Publishers are the sites where that content or those advertisements are placed. And it’s the category in which Guenther and News Corp. fall. His more pragmatic view of the changes matches what Simpson sees from her publisher contacts.
“It’s more of a ‘Yes! We’re taking back control, and we’re going to stop the data leakage. We’re going to get the value back for our inventory,’” Simpson said.
Both responses are valid. But to be successful the two sides have to work toward a common vision, according to Simpson.
“If it’s not managed, it’s going to be like ships passing in the night,” she said. “The critical piece is that they have to come together. They have to get closer … so that they can talk to each other and understand what’s the value exchange happening between marketers and publishers.”
This reflects on the broader changes happening in the global economy as businesses adopt digital practices. Sharing valuable proprietary data seems antithetical to traditional practices.
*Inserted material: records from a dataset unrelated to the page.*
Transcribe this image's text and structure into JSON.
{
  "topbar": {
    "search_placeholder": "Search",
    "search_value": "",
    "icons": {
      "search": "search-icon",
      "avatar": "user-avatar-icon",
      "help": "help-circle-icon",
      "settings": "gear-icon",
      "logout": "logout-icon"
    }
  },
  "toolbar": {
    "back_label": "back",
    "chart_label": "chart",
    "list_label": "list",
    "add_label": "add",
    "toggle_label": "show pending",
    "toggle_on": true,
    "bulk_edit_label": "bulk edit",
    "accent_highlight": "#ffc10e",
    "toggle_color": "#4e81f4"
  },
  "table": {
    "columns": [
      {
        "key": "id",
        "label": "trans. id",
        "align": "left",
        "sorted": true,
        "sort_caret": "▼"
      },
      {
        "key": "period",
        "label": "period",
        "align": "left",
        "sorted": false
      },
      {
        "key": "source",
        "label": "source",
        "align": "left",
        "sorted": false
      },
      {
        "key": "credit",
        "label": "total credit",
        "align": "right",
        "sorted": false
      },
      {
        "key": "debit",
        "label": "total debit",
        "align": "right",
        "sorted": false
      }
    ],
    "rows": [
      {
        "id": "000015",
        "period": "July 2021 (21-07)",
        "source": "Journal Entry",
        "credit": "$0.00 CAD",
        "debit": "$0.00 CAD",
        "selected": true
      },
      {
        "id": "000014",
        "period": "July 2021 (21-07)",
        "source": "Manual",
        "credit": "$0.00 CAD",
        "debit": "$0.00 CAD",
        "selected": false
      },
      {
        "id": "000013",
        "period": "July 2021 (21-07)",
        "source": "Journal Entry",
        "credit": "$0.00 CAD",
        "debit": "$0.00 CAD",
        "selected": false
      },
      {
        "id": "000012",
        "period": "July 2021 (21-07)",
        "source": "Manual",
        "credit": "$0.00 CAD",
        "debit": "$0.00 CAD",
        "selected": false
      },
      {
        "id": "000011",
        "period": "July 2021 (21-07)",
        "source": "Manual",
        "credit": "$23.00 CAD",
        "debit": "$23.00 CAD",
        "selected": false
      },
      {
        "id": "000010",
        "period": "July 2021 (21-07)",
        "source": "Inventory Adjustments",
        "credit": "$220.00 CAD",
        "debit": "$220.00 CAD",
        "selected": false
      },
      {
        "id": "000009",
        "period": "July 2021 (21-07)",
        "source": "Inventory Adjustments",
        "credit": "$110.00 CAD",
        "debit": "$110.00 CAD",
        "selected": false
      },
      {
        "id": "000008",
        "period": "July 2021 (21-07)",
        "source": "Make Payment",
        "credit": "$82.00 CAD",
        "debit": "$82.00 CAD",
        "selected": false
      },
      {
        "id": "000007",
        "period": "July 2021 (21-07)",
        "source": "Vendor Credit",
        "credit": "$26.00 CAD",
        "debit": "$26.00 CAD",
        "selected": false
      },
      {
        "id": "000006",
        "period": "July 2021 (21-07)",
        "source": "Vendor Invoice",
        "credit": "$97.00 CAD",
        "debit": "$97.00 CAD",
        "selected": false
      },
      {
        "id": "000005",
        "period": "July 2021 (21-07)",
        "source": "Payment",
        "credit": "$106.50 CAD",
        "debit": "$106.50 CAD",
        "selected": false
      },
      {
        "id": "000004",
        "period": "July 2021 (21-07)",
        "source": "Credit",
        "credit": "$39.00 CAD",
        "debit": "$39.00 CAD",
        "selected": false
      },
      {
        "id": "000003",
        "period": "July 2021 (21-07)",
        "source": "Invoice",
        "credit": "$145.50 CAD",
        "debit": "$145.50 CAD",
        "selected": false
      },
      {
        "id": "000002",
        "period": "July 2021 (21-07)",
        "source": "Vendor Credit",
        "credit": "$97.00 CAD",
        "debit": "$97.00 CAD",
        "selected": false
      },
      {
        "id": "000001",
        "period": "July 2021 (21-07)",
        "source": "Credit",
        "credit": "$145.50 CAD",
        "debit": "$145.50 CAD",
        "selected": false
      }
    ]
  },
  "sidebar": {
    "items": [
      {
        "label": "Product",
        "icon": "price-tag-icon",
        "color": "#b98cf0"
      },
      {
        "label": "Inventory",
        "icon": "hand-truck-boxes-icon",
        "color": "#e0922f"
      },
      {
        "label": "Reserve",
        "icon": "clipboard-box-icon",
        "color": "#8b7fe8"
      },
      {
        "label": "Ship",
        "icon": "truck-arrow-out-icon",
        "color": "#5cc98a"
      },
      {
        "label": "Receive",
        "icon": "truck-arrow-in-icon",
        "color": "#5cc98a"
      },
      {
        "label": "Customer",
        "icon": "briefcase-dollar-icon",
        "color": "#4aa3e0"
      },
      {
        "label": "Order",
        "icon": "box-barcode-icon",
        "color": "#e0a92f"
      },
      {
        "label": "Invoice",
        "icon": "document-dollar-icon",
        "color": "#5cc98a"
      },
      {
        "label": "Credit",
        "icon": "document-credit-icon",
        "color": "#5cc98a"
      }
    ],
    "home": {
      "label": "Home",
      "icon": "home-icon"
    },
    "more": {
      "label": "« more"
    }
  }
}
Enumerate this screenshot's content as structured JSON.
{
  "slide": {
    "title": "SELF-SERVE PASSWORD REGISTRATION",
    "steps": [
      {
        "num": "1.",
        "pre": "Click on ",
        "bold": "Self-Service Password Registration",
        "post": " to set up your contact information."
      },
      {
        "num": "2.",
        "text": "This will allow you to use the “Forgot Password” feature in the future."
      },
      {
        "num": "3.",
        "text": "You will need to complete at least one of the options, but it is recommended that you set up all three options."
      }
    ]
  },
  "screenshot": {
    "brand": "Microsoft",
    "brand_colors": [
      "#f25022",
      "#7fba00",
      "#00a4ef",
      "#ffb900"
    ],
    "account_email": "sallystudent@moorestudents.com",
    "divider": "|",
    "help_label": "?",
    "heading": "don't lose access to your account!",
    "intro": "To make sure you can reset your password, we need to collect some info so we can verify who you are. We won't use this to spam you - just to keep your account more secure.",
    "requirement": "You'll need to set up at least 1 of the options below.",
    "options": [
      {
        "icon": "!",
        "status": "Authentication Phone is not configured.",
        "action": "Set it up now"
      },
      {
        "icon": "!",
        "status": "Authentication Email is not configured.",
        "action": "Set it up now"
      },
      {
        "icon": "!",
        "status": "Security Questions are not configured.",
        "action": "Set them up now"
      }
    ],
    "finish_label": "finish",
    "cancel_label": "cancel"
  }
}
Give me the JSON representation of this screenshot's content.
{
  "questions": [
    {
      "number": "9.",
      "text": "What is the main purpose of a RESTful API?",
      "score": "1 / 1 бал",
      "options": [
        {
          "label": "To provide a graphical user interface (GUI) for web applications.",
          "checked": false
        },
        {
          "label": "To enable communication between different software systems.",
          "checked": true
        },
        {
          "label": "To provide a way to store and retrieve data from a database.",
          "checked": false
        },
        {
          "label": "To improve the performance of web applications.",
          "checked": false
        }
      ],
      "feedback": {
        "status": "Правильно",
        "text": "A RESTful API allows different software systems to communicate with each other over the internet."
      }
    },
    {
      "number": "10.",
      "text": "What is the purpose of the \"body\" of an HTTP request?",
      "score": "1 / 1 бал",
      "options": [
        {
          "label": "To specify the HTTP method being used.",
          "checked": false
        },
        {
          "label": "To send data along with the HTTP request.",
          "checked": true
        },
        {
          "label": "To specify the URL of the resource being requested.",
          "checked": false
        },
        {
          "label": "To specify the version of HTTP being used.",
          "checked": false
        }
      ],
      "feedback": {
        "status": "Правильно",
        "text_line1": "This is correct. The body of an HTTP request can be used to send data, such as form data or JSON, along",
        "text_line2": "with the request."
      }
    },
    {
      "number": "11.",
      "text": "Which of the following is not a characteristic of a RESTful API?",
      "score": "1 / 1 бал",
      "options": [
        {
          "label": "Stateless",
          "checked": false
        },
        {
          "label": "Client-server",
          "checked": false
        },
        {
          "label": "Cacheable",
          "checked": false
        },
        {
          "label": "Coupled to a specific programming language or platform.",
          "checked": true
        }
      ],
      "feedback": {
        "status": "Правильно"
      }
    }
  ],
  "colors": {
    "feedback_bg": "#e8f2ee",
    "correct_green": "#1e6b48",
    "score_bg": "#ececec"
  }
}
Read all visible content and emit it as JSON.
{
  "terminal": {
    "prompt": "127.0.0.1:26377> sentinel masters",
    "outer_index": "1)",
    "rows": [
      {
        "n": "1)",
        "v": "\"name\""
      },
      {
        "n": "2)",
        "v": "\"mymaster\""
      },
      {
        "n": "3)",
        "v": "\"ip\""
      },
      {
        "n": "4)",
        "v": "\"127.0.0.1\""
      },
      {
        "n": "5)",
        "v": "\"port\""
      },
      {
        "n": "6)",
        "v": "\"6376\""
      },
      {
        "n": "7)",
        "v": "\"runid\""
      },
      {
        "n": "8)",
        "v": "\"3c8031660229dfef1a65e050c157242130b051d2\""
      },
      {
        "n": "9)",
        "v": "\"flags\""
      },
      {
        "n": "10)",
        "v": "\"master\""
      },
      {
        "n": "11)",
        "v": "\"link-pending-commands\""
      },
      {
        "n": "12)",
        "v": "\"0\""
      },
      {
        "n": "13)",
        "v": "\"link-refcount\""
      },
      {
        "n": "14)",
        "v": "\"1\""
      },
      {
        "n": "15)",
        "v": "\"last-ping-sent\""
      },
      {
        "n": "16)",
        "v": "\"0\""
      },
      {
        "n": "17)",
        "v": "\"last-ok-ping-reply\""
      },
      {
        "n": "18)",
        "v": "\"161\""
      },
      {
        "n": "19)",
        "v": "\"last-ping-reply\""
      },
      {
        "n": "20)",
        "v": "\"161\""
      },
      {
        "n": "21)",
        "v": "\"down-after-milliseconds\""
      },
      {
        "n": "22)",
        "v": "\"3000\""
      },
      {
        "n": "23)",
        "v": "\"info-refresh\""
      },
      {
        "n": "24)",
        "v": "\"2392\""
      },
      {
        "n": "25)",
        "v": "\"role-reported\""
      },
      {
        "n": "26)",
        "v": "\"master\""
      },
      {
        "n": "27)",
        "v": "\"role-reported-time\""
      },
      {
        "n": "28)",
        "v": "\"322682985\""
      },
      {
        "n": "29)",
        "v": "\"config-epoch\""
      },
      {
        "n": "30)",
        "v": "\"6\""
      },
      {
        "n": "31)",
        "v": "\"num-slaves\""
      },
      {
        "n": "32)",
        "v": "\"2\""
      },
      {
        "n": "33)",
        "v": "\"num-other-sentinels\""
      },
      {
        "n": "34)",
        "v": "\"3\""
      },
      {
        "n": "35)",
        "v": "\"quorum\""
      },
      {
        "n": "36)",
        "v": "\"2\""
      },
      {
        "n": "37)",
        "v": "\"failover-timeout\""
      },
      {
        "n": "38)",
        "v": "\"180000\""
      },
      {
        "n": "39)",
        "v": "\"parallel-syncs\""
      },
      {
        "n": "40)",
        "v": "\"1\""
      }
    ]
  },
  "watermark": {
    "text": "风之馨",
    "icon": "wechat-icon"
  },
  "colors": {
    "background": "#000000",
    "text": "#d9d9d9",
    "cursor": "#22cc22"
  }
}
Yet, by pooling resources, companies can gain more accurate insights from technologies such as artificial intelligence and machine learning.
Six steps for marketers to take right now
Practical advice comes from Xiao, who described six concrete ways in which marketers can prepare for the cookie-less future. Briefly, these steps are:
- Gather intel on current campaigns and analyze across a cookie-free environment.
- Look at geo-targeting strategies.
- Look at contextual, which by itself is already cookie-free.
- Work with publishers based on historical data to try to recreate past best strategies.
- Think about how to access and develop the first-party data.
- Inform prospecting by dedicating test budget to start gaining learnings about cookie-less.
An obvious, but overlooked, place to start is with Safari and Firefox, according to Xiao.
“They have been cookie-less for quite some time. So you can start here and begin testing here. Work with your data scientist team to understand the right mixes to target and start exploring other channels outside of just programmatic cookies,” he said.
There’s no right answer
“The one certain answer is there definitely is not just one solution,” Guenther said. “As we all know right now, there seem to be endless solutions … it’s enough to make everyone’s head spin.”
Other than their obvious goal of providing quality content, publishers need to ensure they are meeting the business needs of their clients so they meet their key performance indicators, according to Guenther. He gives three core pillars to do that: ease of access; scope of activation and targeting; and measurable results.
“It’s about publishers getting as close to the marketers as possible, working with the tech companies that enable them to do that, and doing so in a very privacy-centric way,” Simpson agreed.